A woman in Portland, Oregon has a curious spoon that once belonged to her grandmother. It's known in her family as "the spoon of atrocities.”
An eerie scene is etched into its sterling silver bowl: wagons, buildings and a crowd of spectators gathered before a gallows with figures hanging from them.

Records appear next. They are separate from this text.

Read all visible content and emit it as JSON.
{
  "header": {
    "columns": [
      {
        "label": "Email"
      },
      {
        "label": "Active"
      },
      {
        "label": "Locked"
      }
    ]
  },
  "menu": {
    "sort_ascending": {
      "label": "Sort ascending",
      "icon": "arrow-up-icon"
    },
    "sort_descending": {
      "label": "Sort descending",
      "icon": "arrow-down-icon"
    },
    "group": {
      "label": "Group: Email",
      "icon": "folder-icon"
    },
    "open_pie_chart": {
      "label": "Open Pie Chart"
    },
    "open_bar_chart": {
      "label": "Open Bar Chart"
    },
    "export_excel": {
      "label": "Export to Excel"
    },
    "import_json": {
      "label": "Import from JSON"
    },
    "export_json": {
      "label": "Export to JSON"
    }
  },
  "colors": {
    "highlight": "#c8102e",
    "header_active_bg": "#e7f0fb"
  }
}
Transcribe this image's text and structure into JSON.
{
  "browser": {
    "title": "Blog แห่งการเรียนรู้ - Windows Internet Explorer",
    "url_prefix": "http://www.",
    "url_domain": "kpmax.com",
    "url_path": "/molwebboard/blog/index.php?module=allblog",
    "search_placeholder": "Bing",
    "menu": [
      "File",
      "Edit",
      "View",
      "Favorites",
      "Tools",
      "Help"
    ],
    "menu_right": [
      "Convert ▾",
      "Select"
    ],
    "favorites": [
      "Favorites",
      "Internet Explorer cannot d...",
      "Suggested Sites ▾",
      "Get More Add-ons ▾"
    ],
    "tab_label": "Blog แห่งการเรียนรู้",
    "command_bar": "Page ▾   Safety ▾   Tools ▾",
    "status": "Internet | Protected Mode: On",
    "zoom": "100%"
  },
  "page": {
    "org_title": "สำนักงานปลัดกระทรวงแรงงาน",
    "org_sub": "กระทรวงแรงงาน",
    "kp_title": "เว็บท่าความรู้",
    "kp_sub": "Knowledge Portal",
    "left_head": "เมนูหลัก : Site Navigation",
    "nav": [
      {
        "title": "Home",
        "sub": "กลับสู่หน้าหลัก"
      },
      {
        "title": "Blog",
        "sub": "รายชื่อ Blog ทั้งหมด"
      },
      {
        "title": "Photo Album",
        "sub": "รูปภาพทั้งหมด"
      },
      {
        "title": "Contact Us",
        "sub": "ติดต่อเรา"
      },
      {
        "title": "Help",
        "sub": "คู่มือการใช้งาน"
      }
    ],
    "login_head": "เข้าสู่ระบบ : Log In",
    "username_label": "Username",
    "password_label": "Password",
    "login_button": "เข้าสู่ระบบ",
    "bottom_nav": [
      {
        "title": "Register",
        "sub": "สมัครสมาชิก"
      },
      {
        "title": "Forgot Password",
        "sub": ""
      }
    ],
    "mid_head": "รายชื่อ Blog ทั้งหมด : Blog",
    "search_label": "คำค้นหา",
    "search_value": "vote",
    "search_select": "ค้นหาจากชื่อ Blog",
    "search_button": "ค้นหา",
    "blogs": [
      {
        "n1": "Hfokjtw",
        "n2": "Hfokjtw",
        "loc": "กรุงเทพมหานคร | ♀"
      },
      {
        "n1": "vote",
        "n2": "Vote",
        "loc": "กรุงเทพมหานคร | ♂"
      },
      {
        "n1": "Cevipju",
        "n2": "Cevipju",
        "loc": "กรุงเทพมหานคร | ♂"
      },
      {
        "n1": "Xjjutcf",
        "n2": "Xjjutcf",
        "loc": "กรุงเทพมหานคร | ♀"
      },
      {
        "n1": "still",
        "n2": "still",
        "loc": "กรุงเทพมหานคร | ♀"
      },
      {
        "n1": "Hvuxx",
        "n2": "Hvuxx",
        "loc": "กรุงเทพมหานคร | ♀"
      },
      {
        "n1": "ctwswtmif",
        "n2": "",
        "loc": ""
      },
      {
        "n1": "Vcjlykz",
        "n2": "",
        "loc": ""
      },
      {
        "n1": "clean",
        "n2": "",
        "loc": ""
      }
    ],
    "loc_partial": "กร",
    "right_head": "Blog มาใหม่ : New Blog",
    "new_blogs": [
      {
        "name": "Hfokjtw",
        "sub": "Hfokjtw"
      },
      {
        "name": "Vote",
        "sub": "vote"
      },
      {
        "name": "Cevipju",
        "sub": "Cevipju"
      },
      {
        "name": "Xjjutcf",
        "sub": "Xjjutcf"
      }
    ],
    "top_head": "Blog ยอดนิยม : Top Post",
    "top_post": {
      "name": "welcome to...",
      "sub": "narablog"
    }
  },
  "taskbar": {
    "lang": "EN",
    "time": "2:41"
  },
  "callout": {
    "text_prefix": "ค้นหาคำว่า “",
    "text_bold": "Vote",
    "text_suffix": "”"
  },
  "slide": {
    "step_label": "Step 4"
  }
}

A disturbing message is inscribed: "Hanging 38 Sioux In 1862 Mankato, Minn.”
What is this tragic scene, and why has it been etched into what looks like a collectible, commemorative spoon?
History Detectives explores the clash between white settlers and the Dakota Sioux in the mid nineteenth-century - and a struggle that led to the largest mass execution in American history.
- Also with Wes Cowan Valley Forge Map Did George Washington use this map during the American Revolution?
- Also in Season 6 GAR Photograph How did two African Americans come to be part of this photograph in Reconstructionist-era America?
- Also with Wes Cowan Confederate Eyeglass Is this how southern sympathizers identified each other during the Civil War?
- Also with Wes Cowan Texas Servant Girl Murders Years before Jack the Ripper, did a serial killer walk the streets of Austin, TX?
- Related Investigation The Ni'ihau Incident What do these metal parts reveal about the surprise attack on Pearl Harbor?
- Related Investigation China Marine Jacket Can the symbols on this jacket identify a marine who may have witnessed paradise tumbling into disaster?
This is a place for opinions, comments, questions and discussion; a place where viewers of History Detectives can express their points of view and connect with others who value history. We ask that posters be polite and respectful of all opinions. History Detectives reserves the right to delete comments that don’t conform to this conduct. We will not respond to every post, but will do our best to answer specific questions, or address an error.